      Check4Date_Exit:
      Exit Function
      
      Check4Date_Err:
      MsgBox Err.Description, , "Check4Date_Err"
      Resume Check4Date_Exit
      End Function
    • Add the following Code snippet at the beginning of the Calendar() Program immediately below the Dimension statements to run the Check4Date() routine and decide whether to show the Calendar or display a message that the active Control doesn’t deserve the use of a Calendar:
    Dim fldstatus As Boolean
    Fldstatus = false ' initialize variable
    fldstatus = Check4Date() ' check the control type 
    If fldstatus = False Then
      MsgBox "Sorry, Not a Date Type Control."  
    Exit Function
    End If

    Without going through all the trouble of creating Custom Toolbars, Shortcut Menus, Validation checks etc. you can use the Calendar on specific fields on the Form by doing some extra work on every form that we insert our Calendar Control. Look at the sample Screen given below:

    We have created two small Command Buttons one each for Visit Planned Date & Actual Visit date fields and selected its button image Calendar from the picture collection of the Command Button Wizard. The command button is resized and placed close to the Field’s right edge. Now we need to run two lines of code on the On Click Event Procedures of both buttons to set their corresponding field active and call the Calendar Program to display the Calendar and insert the date clicked into the active field. In our example, the command buttons were named as cmdCal1 and cmdCal2 and the Click event procedures are given below:
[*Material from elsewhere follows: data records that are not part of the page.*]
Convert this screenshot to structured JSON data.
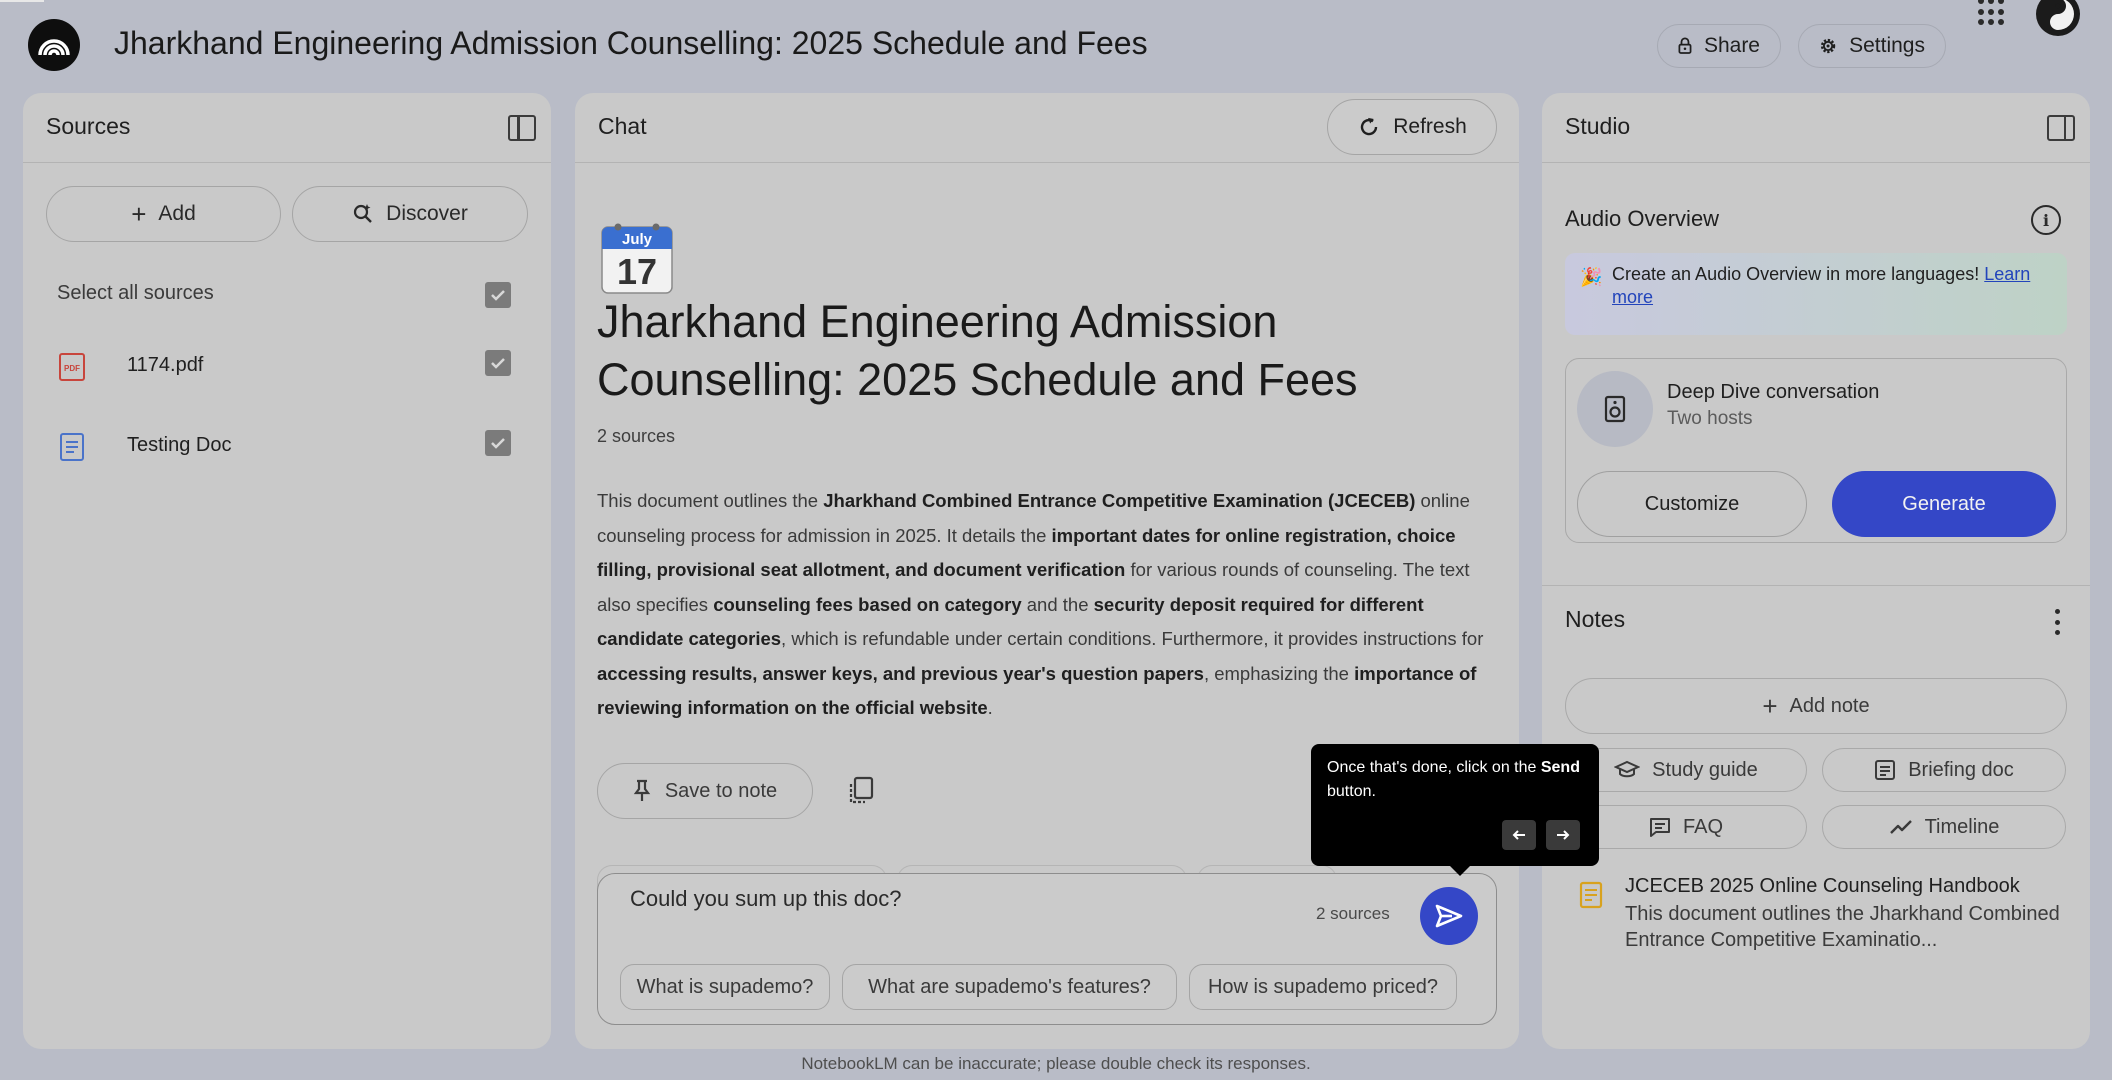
{
  "header": {
    "title": "Jharkhand Engineering Admission Counselling: 2025 Schedule and Fees",
    "share_label": "Share",
    "settings_label": "Settings"
  },
  "sources_panel": {
    "title": "Sources",
    "add_label": "Add",
    "discover_label": "Discover",
    "select_all_label": "Select all sources",
    "items": [
      {
        "label": "1174.pdf",
        "icon": "pdf-icon",
        "checked": true
      },
      {
        "label": "Testing Doc",
        "icon": "doc-icon",
        "checked": true
      }
    ]
  },
  "chat_panel": {
    "title": "Chat",
    "refresh_label": "Refresh",
    "calendar_month": "July",
    "calendar_day": "17",
    "heading": "Jharkhand Engineering Admission Counselling: 2025 Schedule and Fees",
    "source_count": "2 sources",
    "summary": {
      "p1": "This document outlines the ",
      "b1": "Jharkhand Combined Entrance Competitive Examination (JCECEB)",
      "p2": " online counseling process for admission in 2025. It details the ",
      "b2": "important dates for online registration, choice filling, provisional seat allotment, and document verification",
      "p3": " for various rounds of counseling. The text also specifies ",
      "b3": "counseling fees based on category",
      "p4": " and the ",
      "b4": "security deposit required for different candidate categories",
      "p5": ", which is refundable under certain conditions. Furthermore, it provides instructions for ",
      "b5": "accessing results, answer keys, and previous year's question papers",
      "p6": ", emphasizing the ",
      "b6": "importance of reviewing information on the official website",
      "p7": "."
    },
    "save_to_note_label": "Save to note",
    "composer": {
      "value": "Could you sum up this doc?",
      "source_count": "2 sources",
      "suggestions": [
        "What is supademo?",
        "What are supademo's features?",
        "How is supademo priced?"
      ]
    }
  },
  "tooltip": {
    "text_before": "Once that's done, click on the ",
    "text_bold": "Send",
    "text_after": " button."
  },
  "studio_panel": {
    "title": "Studio",
    "audio_overview_title": "Audio Overview",
    "promo_text": "Create an Audio Overview in more languages!",
    "promo_link": "Learn more",
    "deep_dive_title": "Deep Dive conversation",
    "deep_dive_sub": "Two hosts",
    "customize_label": "Customize",
    "generate_label": "Generate",
    "notes_title": "Notes",
    "add_note_label": "Add note",
    "tools": [
      "Study guide",
      "Briefing doc",
      "FAQ",
      "Timeline"
    ],
    "note": {
      "title": "JCECEB 2025 Online Counseling Handbook",
      "preview": "This document outlines the Jharkhand Combined Entrance Competitive Examinatio..."
    }
  },
  "footer": {
    "disclaimer": "NotebookLM can be inaccurate; please double check its responses."
  },
  "colors": {
    "accent": "#3447c7",
    "background": "#b9bcc7",
    "panel": "#c9c9c9"
  }
}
    Private Sub cmdCal1_Click()
           Me.PlannedDt.SetFocus
           Calendar
    End Sub
    
    Private Sub cmdCal2_Click()
          Me.VisitDt.SetFocus
          Calendar
    End Sub

    I hope this will clear things up and you will be encouraged to start experimenting some of these methods and if you have different ideas, please share with me.